EXERCISE DIRECTIONS —
When a line of the entries contains "true", please list that line.

[Records excerpted from a collection]
+-------+

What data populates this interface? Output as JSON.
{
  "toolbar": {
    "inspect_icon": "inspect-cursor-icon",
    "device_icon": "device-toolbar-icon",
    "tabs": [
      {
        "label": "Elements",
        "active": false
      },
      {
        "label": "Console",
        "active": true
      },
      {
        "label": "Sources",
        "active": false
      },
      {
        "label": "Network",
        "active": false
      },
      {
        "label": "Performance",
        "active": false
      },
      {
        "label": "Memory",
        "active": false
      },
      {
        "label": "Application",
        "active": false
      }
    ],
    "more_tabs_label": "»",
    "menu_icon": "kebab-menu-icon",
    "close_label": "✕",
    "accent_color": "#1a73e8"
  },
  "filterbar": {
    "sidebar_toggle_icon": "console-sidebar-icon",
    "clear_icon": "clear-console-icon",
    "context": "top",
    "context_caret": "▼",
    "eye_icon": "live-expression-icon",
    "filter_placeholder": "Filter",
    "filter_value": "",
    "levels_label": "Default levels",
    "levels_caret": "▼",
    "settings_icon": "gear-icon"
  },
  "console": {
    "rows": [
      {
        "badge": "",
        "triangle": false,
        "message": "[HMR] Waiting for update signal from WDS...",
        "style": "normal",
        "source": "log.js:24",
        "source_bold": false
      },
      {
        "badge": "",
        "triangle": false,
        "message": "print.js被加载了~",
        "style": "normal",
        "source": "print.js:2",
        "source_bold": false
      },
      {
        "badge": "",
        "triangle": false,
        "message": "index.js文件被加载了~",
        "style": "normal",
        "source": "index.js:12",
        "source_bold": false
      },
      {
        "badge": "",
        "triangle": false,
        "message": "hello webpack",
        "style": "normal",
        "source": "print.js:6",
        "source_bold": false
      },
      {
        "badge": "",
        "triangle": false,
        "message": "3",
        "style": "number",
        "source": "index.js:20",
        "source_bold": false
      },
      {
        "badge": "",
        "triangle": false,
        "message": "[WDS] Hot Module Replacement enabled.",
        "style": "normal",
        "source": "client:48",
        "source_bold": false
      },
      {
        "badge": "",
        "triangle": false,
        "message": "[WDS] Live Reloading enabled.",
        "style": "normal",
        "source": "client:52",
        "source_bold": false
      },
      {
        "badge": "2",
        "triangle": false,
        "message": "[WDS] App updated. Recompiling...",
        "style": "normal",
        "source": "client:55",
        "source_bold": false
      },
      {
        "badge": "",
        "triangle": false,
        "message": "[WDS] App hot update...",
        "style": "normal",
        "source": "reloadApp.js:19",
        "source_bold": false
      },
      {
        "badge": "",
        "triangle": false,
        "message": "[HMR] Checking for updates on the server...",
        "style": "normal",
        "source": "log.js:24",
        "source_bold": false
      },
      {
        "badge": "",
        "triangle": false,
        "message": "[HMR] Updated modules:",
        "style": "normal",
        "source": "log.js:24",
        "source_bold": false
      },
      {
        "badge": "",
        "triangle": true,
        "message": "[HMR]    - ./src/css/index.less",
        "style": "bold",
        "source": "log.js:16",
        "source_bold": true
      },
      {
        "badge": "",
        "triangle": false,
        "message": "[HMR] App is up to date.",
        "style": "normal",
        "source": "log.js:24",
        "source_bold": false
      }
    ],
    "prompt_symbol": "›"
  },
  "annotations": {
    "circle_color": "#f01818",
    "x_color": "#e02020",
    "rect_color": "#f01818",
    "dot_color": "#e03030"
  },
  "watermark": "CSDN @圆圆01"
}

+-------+

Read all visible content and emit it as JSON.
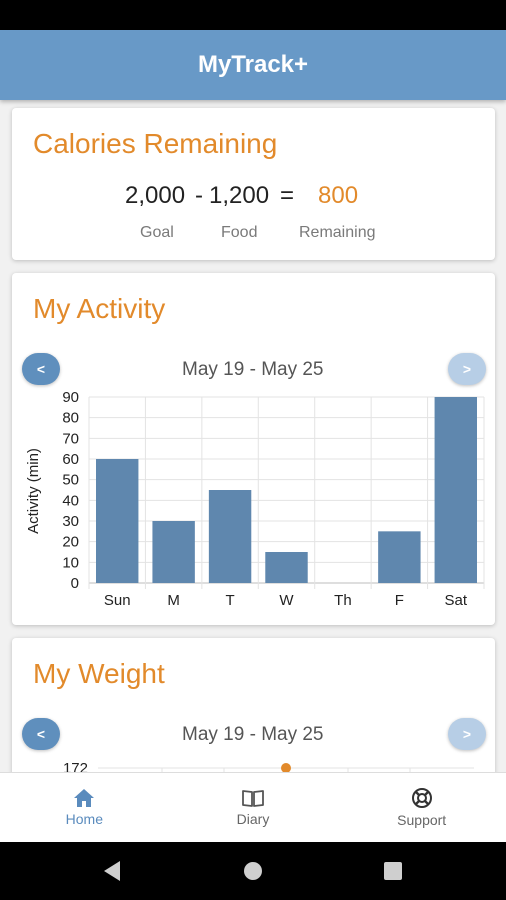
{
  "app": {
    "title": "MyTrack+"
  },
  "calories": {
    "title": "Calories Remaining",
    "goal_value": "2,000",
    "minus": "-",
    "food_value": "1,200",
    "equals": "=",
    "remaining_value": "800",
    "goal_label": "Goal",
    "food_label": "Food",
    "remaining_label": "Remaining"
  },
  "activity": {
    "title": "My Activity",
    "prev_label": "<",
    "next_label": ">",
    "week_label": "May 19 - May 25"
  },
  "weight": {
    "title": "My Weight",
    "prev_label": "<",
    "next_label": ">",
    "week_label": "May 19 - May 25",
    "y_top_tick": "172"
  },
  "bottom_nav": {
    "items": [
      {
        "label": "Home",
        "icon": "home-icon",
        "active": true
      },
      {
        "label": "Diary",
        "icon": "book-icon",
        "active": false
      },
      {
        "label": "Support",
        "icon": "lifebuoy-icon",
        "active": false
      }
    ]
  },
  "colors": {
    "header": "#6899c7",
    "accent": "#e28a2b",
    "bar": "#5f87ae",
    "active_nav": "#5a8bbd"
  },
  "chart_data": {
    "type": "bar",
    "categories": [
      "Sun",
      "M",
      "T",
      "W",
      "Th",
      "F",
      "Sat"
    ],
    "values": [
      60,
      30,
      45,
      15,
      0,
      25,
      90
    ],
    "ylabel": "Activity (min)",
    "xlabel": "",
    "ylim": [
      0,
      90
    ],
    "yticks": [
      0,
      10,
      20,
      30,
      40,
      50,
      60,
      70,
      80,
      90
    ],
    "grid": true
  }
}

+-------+

SOLUTION —
        "active": true
        "triangle": true,
        "source_bold": true
        "active": true
    "grid": true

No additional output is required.